Ah, happy days. But age has caught up with us all and invariably launches today are much more sensible affairs. Instead of heading directly to the bar, now all the journos go for a 6-mile run or call the missus instead to let her know they landed safely. We all have to grow up at some point, and now KTM – the thrash metalists of the motorcycle industry – have done the same with their 990 SMT. A sensible KTM? Surely not. The SMT (where the T stands for Travel, not Touring) is KTM’s personal admission that in today’s climate even they need to spread their wings a little wider and move away, just a tiny bit, from their “everything we produce will rip your head off” image of the past.

“This is a big step,” admits their PR manager Thomas Kuttruf. “Racing is in the KTM mind forever, but as we see the market change so we have to respond. We’ve almost built a fence around our own products in the past, and for some people KTM is an intimidating brand. Now with the SMT we are hoping to change this with the first long-distance supermoto.”

Click next to continue

Price: £9,595

Frame: Steel trellis
Front suspension: USD WP 48mm forks, 160mm travel, fully adjustable
Rear suspension:  WP Monoshock, 180mm travel, fully adjustable
Front brake: Brembo calipers, 305mm discs
Rear brake: Single 240mm disc
Wheelbase: 1505mm
Seat height: 855mm
Weight: 196KG

Read more: http://www.visordown.com/road-tests-first-rides/2009-ktm-990smt-first-ride-review/10540-3.html#ixzz0x3Gh8QcT

Price: £9,595

Frame: Steel trellis
Front suspension: USD WP 48mm forks, 160mm travel, fully adjustable
Rear suspension:  WP Monoshock, 180mm travel, fully adjustable
Front brake: Brembo calipers, 305mm discs
Rear brake: Single 240mm disc
Wheelbase: 1505mm
Seat height: 855mm
Weight: 196KG

Read more: http://www.visordown.com/road-tests-first-rides/2009-ktm-990smt-first-ride-review/10540-3.html#ixzz0x3Gh8QcT

Engine: 999cc 75° V-twin DOHC
Compression ratio: 11.5:1
Power: 115bhp @ 9,000rpm
Torque: 78ft.lb @ 7,000rpm

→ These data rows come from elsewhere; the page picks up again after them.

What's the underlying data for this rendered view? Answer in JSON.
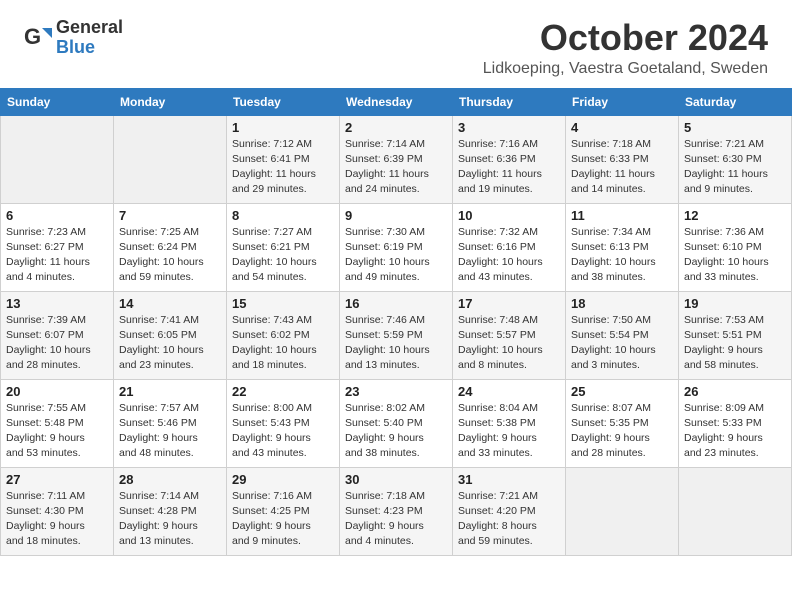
{
  "header": {
    "logo_general": "General",
    "logo_blue": "Blue",
    "month_title": "October 2024",
    "location": "Lidkoeping, Vaestra Goetaland, Sweden"
  },
  "weekdays": [
    "Sunday",
    "Monday",
    "Tuesday",
    "Wednesday",
    "Thursday",
    "Friday",
    "Saturday"
  ],
  "weeks": [
    [
      {
        "day": "",
        "info": ""
      },
      {
        "day": "",
        "info": ""
      },
      {
        "day": "1",
        "info": "Sunrise: 7:12 AM\nSunset: 6:41 PM\nDaylight: 11 hours\nand 29 minutes."
      },
      {
        "day": "2",
        "info": "Sunrise: 7:14 AM\nSunset: 6:39 PM\nDaylight: 11 hours\nand 24 minutes."
      },
      {
        "day": "3",
        "info": "Sunrise: 7:16 AM\nSunset: 6:36 PM\nDaylight: 11 hours\nand 19 minutes."
      },
      {
        "day": "4",
        "info": "Sunrise: 7:18 AM\nSunset: 6:33 PM\nDaylight: 11 hours\nand 14 minutes."
      },
      {
        "day": "5",
        "info": "Sunrise: 7:21 AM\nSunset: 6:30 PM\nDaylight: 11 hours\nand 9 minutes."
      }
    ],
    [
      {
        "day": "6",
        "info": "Sunrise: 7:23 AM\nSunset: 6:27 PM\nDaylight: 11 hours\nand 4 minutes."
      },
      {
        "day": "7",
        "info": "Sunrise: 7:25 AM\nSunset: 6:24 PM\nDaylight: 10 hours\nand 59 minutes."
      },
      {
        "day": "8",
        "info": "Sunrise: 7:27 AM\nSunset: 6:21 PM\nDaylight: 10 hours\nand 54 minutes."
      },
      {
        "day": "9",
        "info": "Sunrise: 7:30 AM\nSunset: 6:19 PM\nDaylight: 10 hours\nand 49 minutes."
      },
      {
        "day": "10",
        "info": "Sunrise: 7:32 AM\nSunset: 6:16 PM\nDaylight: 10 hours\nand 43 minutes."
      },
      {
        "day": "11",
        "info": "Sunrise: 7:34 AM\nSunset: 6:13 PM\nDaylight: 10 hours\nand 38 minutes."
      },
      {
        "day": "12",
        "info": "Sunrise: 7:36 AM\nSunset: 6:10 PM\nDaylight: 10 hours\nand 33 minutes."
      }
    ],
    [
      {
        "day": "13",
        "info": "Sunrise: 7:39 AM\nSunset: 6:07 PM\nDaylight: 10 hours\nand 28 minutes."
      },
      {
        "day": "14",
        "info": "Sunrise: 7:41 AM\nSunset: 6:05 PM\nDaylight: 10 hours\nand 23 minutes."
      },
      {
        "day": "15",
        "info": "Sunrise: 7:43 AM\nSunset: 6:02 PM\nDaylight: 10 hours\nand 18 minutes."
      },
      {
        "day": "16",
        "info": "Sunrise: 7:46 AM\nSunset: 5:59 PM\nDaylight: 10 hours\nand 13 minutes."
      },
      {
        "day": "17",
        "info": "Sunrise: 7:48 AM\nSunset: 5:57 PM\nDaylight: 10 hours\nand 8 minutes."
      },
      {
        "day": "18",
        "info": "Sunrise: 7:50 AM\nSunset: 5:54 PM\nDaylight: 10 hours\nand 3 minutes."
      },
      {
        "day": "19",
        "info": "Sunrise: 7:53 AM\nSunset: 5:51 PM\nDaylight: 9 hours\nand 58 minutes."
      }
    ],
    [
      {
        "day": "20",
        "info": "Sunrise: 7:55 AM\nSunset: 5:48 PM\nDaylight: 9 hours\nand 53 minutes."
      },
      {
        "day": "21",
        "info": "Sunrise: 7:57 AM\nSunset: 5:46 PM\nDaylight: 9 hours\nand 48 minutes."
      },
      {
        "day": "22",
        "info": "Sunrise: 8:00 AM\nSunset: 5:43 PM\nDaylight: 9 hours\nand 43 minutes."
      },
      {
        "day": "23",
        "info": "Sunrise: 8:02 AM\nSunset: 5:40 PM\nDaylight: 9 hours\nand 38 minutes."
      },
      {
        "day": "24",
        "info": "Sunrise: 8:04 AM\nSunset: 5:38 PM\nDaylight: 9 hours\nand 33 minutes."
      },
      {
        "day": "25",
        "info": "Sunrise: 8:07 AM\nSunset: 5:35 PM\nDaylight: 9 hours\nand 28 minutes."
      },
      {
        "day": "26",
        "info": "Sunrise: 8:09 AM\nSunset: 5:33 PM\nDaylight: 9 hours\nand 23 minutes."
      }
    ],
    [
      {
        "day": "27",
        "info": "Sunrise: 7:11 AM\nSunset: 4:30 PM\nDaylight: 9 hours\nand 18 minutes."
      },
      {
        "day": "28",
        "info": "Sunrise: 7:14 AM\nSunset: 4:28 PM\nDaylight: 9 hours\nand 13 minutes."
      },
      {
        "day": "29",
        "info": "Sunrise: 7:16 AM\nSunset: 4:25 PM\nDaylight: 9 hours\nand 9 minutes."
      },
      {
        "day": "30",
        "info": "Sunrise: 7:18 AM\nSunset: 4:23 PM\nDaylight: 9 hours\nand 4 minutes."
      },
      {
        "day": "31",
        "info": "Sunrise: 7:21 AM\nSunset: 4:20 PM\nDaylight: 8 hours\nand 59 minutes."
      },
      {
        "day": "",
        "info": ""
      },
      {
        "day": "",
        "info": ""
      }
    ]
  ]
}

Engine: 999cc 75° V-twin DOHC
Compression ratio: 11.5:1
Power: 115bhp @ 9,000rpm
Torque: 78ft.lb @ 7,000rpm

The most sensible KTM in ages.
Too compromised, still a hard charging big supermoto, hard seat.